Mark R. Orshak, C.P.M.
Mark R. Orshak, C.P.M., Operations Manager, Post Machinery-BOBSTGroup, Inc., Portsmouth, NH 03801, 603/431-4900
THE ISSUES. Downsizing, rightsizing, or whatever kind of spin we choose to put on it, is affecting everyone in one way or another. We can argue that it presents a case for pure survival or one for new opportunities. However, we look at it, downsizing creates dilemmas for Purchasers that encompass many areas. The specific dilemma that this presentation addresses is responsibility for both Purchasing and Selling. The problem raises more questions than answers, but answers are emerging and will multiply as the issue is discussed further.

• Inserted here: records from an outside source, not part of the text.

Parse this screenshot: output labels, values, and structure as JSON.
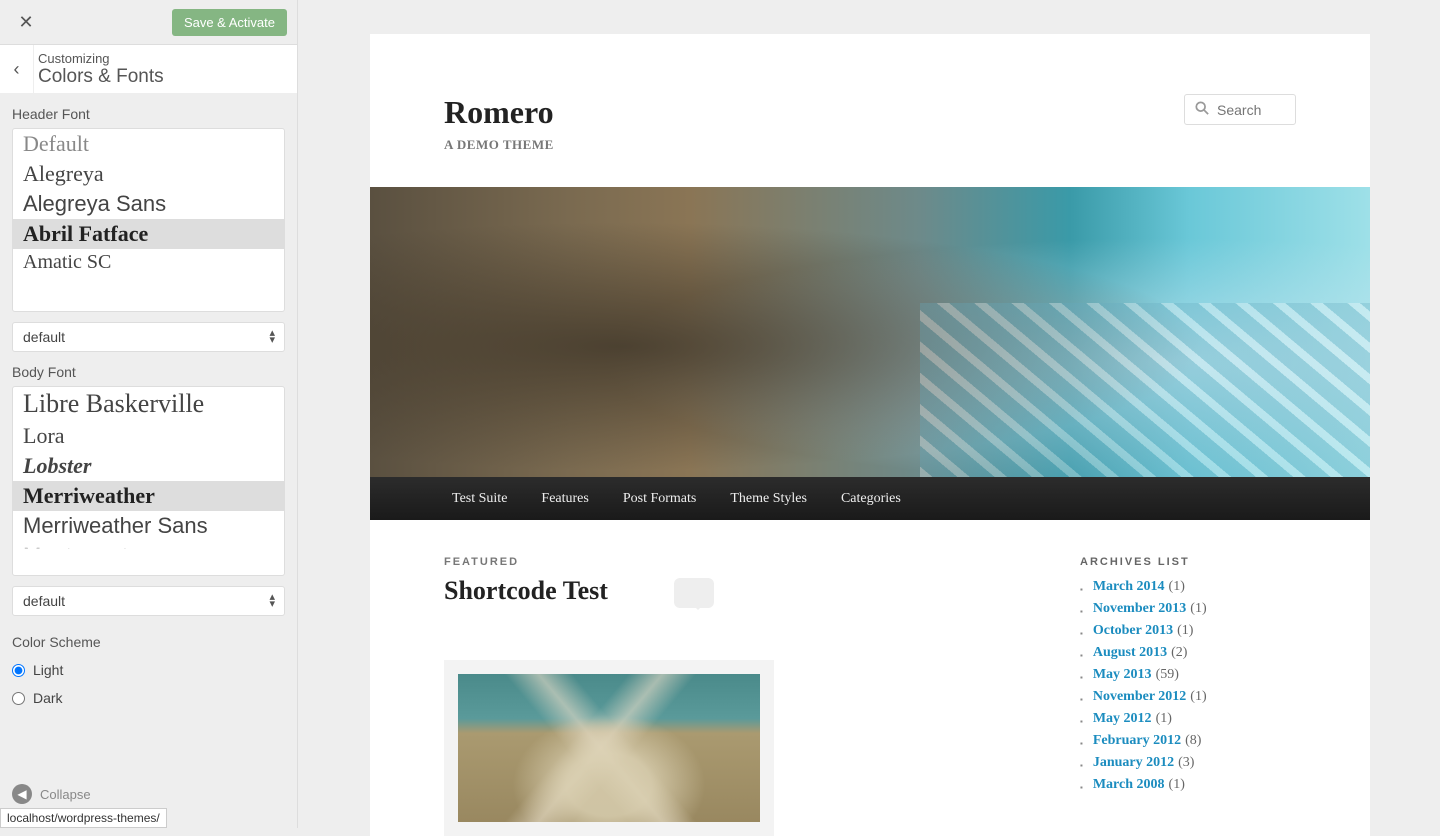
{
  "topbar": {
    "save_label": "Save & Activate"
  },
  "header": {
    "customizing": "Customizing",
    "section": "Colors & Fonts"
  },
  "header_font": {
    "label": "Header Font",
    "items": [
      "Default",
      "Alegreya",
      "Alegreya Sans",
      "Abril Fatface",
      "Amatic SC"
    ],
    "selected_index": 3,
    "dropdown_value": "default"
  },
  "body_font": {
    "label": "Body Font",
    "items": [
      "Libre Baskerville",
      "Lora",
      "Lobster",
      "Merriweather",
      "Merriweather Sans",
      "Montserrat"
    ],
    "selected_index": 3,
    "dropdown_value": "default"
  },
  "color_scheme": {
    "label": "Color Scheme",
    "options": [
      "Light",
      "Dark"
    ],
    "selected": "Light"
  },
  "collapse_label": "Collapse",
  "status_url": "localhost/wordpress-themes/",
  "preview": {
    "site_title": "Romero",
    "tagline": "A DEMO THEME",
    "search_placeholder": "Search",
    "nav": [
      "Test Suite",
      "Features",
      "Post Formats",
      "Theme Styles",
      "Categories"
    ],
    "post": {
      "featured": "FEATURED",
      "title": "Shortcode Test"
    },
    "archives_title": "ARCHIVES LIST",
    "archives": [
      {
        "label": "March 2014",
        "count": "(1)"
      },
      {
        "label": "November 2013",
        "count": "(1)"
      },
      {
        "label": "October 2013",
        "count": "(1)"
      },
      {
        "label": "August 2013",
        "count": "(2)"
      },
      {
        "label": "May 2013",
        "count": "(59)"
      },
      {
        "label": "November 2012",
        "count": "(1)"
      },
      {
        "label": "May 2012",
        "count": "(1)"
      },
      {
        "label": "February 2012",
        "count": "(8)"
      },
      {
        "label": "January 2012",
        "count": "(3)"
      },
      {
        "label": "March 2008",
        "count": "(1)"
      }
    ]
  }
}
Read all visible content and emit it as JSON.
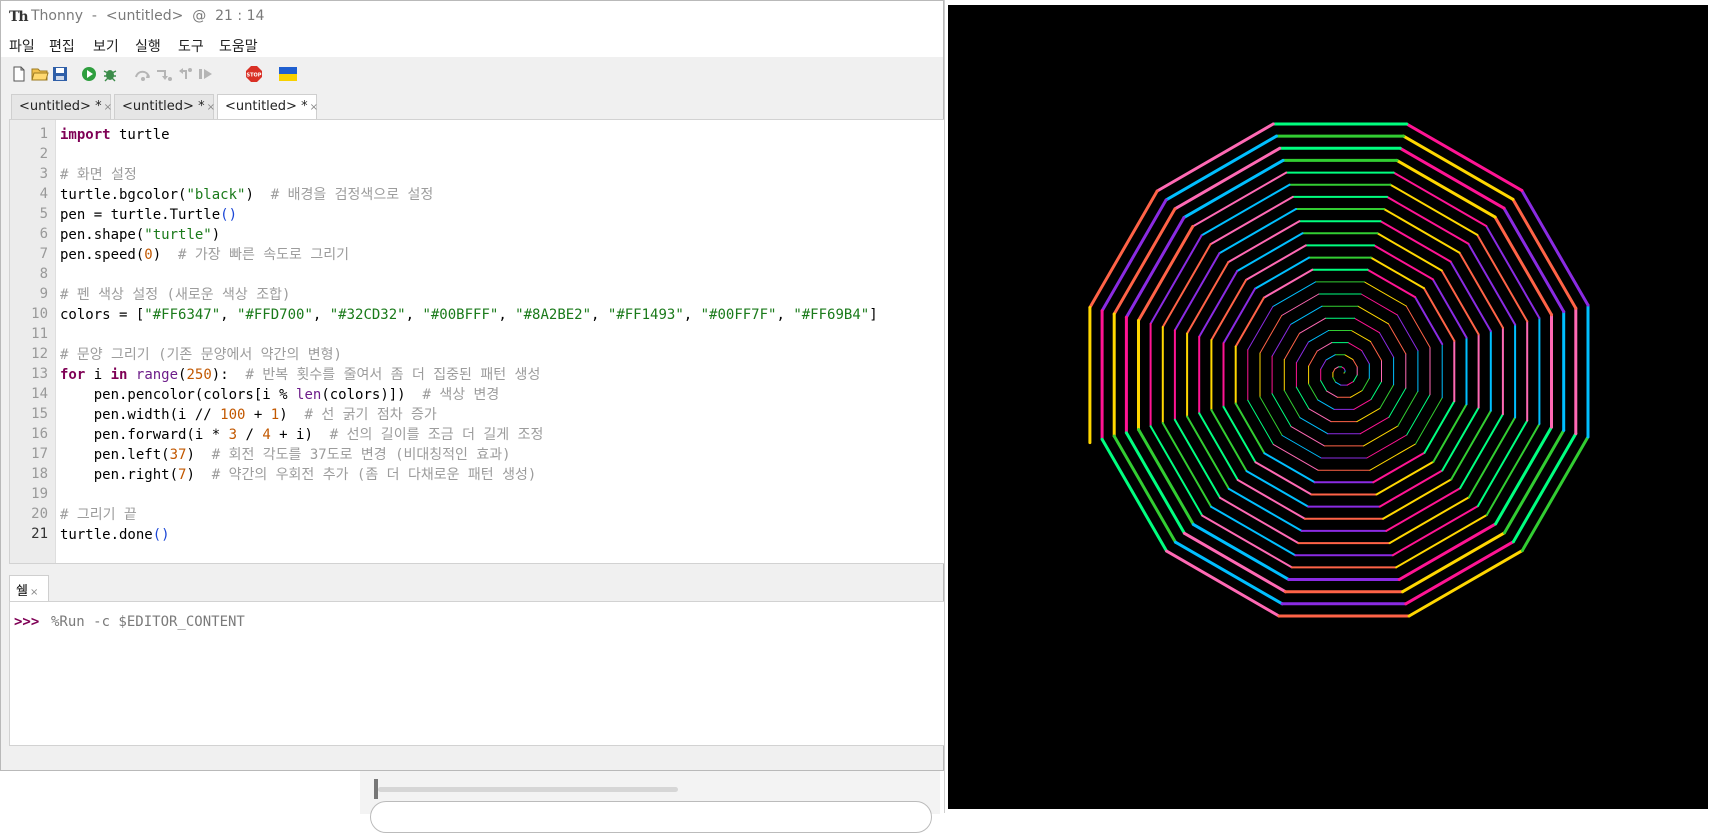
{
  "window": {
    "logo": "Th",
    "title": "Thonny  -  <untitled>  @  21 : 14"
  },
  "menu": [
    "파일",
    "편집",
    "보기",
    "실행",
    "도구",
    "도움말"
  ],
  "toolbar": {
    "icons": [
      "new-file-icon",
      "open-folder-icon",
      "save-icon",
      "run-icon",
      "debug-icon",
      "step-over-icon",
      "step-into-icon",
      "step-out-icon",
      "resume-icon",
      "stop-icon",
      "ukraine-flag-icon"
    ],
    "stop_label": "STOP"
  },
  "tabs": [
    {
      "label": "<untitled> *",
      "close": "×"
    },
    {
      "label": "<untitled> *",
      "close": "×"
    },
    {
      "label": "<untitled> *",
      "close": "×"
    }
  ],
  "editor": {
    "current_line": 21,
    "lines": [
      "import turtle",
      "",
      "# 화면 설정",
      "turtle.bgcolor(\"black\")  # 배경을 검정색으로 설정",
      "pen = turtle.Turtle()",
      "pen.shape(\"turtle\")",
      "pen.speed(0)  # 가장 빠른 속도로 그리기",
      "",
      "# 펜 색상 설정 (새로운 색상 조합)",
      "colors = [\"#FF6347\", \"#FFD700\", \"#32CD32\", \"#00BFFF\", \"#8A2BE2\", \"#FF1493\", \"#00FF7F\", \"#FF69B4\"]",
      "",
      "# 문양 그리기 (기존 문양에서 약간의 변형)",
      "for i in range(250):  # 반복 횟수를 줄여서 좀 더 집중된 패턴 생성",
      "    pen.pencolor(colors[i % len(colors)])  # 색상 변경",
      "    pen.width(i // 100 + 1)  # 선 굵기 점차 증가",
      "    pen.forward(i * 3 / 4 + i)  # 선의 길이를 조금 더 길게 조정",
      "    pen.left(37)  # 회전 각도를 37도로 변경 (비대칭적인 효과)",
      "    pen.right(7)  # 약간의 우회전 추가 (좀 더 다채로운 패턴 생성)",
      "",
      "# 그리기 끝",
      "turtle.done()"
    ]
  },
  "shell": {
    "tab_label": "쉘",
    "close": "×",
    "prompt": ">>>",
    "command": "%Run -c $EDITOR_CONTENT"
  },
  "turtle": {
    "background": "#000000",
    "colors": [
      "#FF6347",
      "#FFD700",
      "#32CD32",
      "#00BFFF",
      "#8A2BE2",
      "#FF1493",
      "#00FF7F",
      "#FF69B4"
    ],
    "steps": 250,
    "turn_degrees": 30
  }
}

Business leaders are often quoted as saying that everyone in an organization should be selling that organization whenever we deal with people outside the group. That is a reasonable charge that Purchasers can fulfill quite well but what do we do when we are charged with direct responsibilities for Sales and Purchases? Can we develop effective methods to avoid ethical dilemmas of reciprocity and other general standards of conduct issues? Is this a trend? Can we even maintain membership in NAPM?
THE OPPORTUNITES. Downsizing and its many results do, in fact, present opportunities for growth and success. It is critical that we address the dilemmas created by downsizing, but it's even more essential that we look at the positive side. The issue of wearing the hats of both buyer and seller offers the opportunities to:
These opportunities must be seized and exploited to counter the dilemmas and their negativity. Downsizing is here to stay and we may as well embrace it and make it work for us.
OBJECTIVES. The presentation of this session will cover the presenter's own experiences and, more importantly, will involve the participants in a forum of sharing and brainstorming additional strategies to cope with and exploit the effects of downsizing. A case study and the results of an informal survey will lead the discussion. This paper will address one of the questions and opportunities in an effort to stimulate ideas for the actual discussion.
ONE DILEMMA. One of the immediate questions I was concerned with when I took on Sales responsibilities was "Can I remain a member of NAPM?" This is a dilemma for me as I'm actively involved in my District and I enjoy the benefits of membership. Section 7 of Article II of the NAPM Bylaws addresses sales activity. It states:
"No Affiliated Association may admit to its membership, or retain as a member, any person primarily engaged in the solicitation of orders, or who is in charge of, or primarily responsible for sales, even though such person may be otherwise eligible for membership; provided, however, that no person shall be ineligible by reason of incidentally disposing of scrap, surplus stock, or equipment of the concern by which he or-she is employed."
After a fair amount of wrestling with the issue, I was able to quantify my time requirements which are more heavily weighted towards materials management issues versus sales. That weighting, however, is only barely enough to tip the scales toward materials. It is laughable that a 2% swing in responsibilities can determine our acceptability as members in the NAPM.
As downsizing affects more of us in this manner, the NAPM needs to address the issues of membership. We may all need to consider that to be in sales is not necessarily incompatible with being in Purchasing. I know many people who have switched between the two. To a person, they have indicated that the combination is unbeatable for each discipline.
The other bone of contention that I have with the exclusionary part of the Bylaws is that they imply that sales people have a lower standard of ethics than those in Purchasing. I contend that human beings have ethical standards that are evident in all situations we may find ourselves in. Try as some may, we cannot flip an "ethical switch" for a particular environment. The hypocrisy becomes painfully obvious when someone does try this switching tactic.
ONE OPPORTUNITY. Many people in Purchasing often remark that we don't get the respect our positions deserve and therefore, we don't get the opportunities to rise up in our organizations. While this statement may be arguable, the combination of Purchasing and Sales activities can only help to make us more "promotable."
Wearing both hats enables us to get a firmer grasp of both the supply and the demand sides of our business. What better way is there to complete the loop between the two ends of the business? In completing this loop, we can eliminate many of the adversarial relationships that do exist within companies between Purchasing and Sales. It seems rather hypocritical that we advocate partnering with our suppliers and we don't do it with our own Sales and Marketing groups.
The global perspective gained from the interactions with suppliers and customers gives us a leg up on others within our organization to move up the ladder. We need to encourage these opportunities to survive and thrive in this age of downsizing.
SUMMARY. Downsizing has become a business way of life. Complaining about it won't change that fact. Once we accept it, we need to develop and implement those strategies that will allow us to move forward and improve our operations.
As Purchasing professionals, we are constantly bombarded with the trends of cross-functional teams, early Purchasing involvement in product development, and even the elimination of Purchasing as a separate function. Now is the time to embrace the new, additional responsibilities we may have been charged with and to look at what we do with a more global view.
In the seemingly paradoxical merging of Purchasing and Sales functions, we have an opportunity to radically change the way we do business and even enhance our Profession. It is in this spirit, of openness that more answers to the myriad of questions will be found.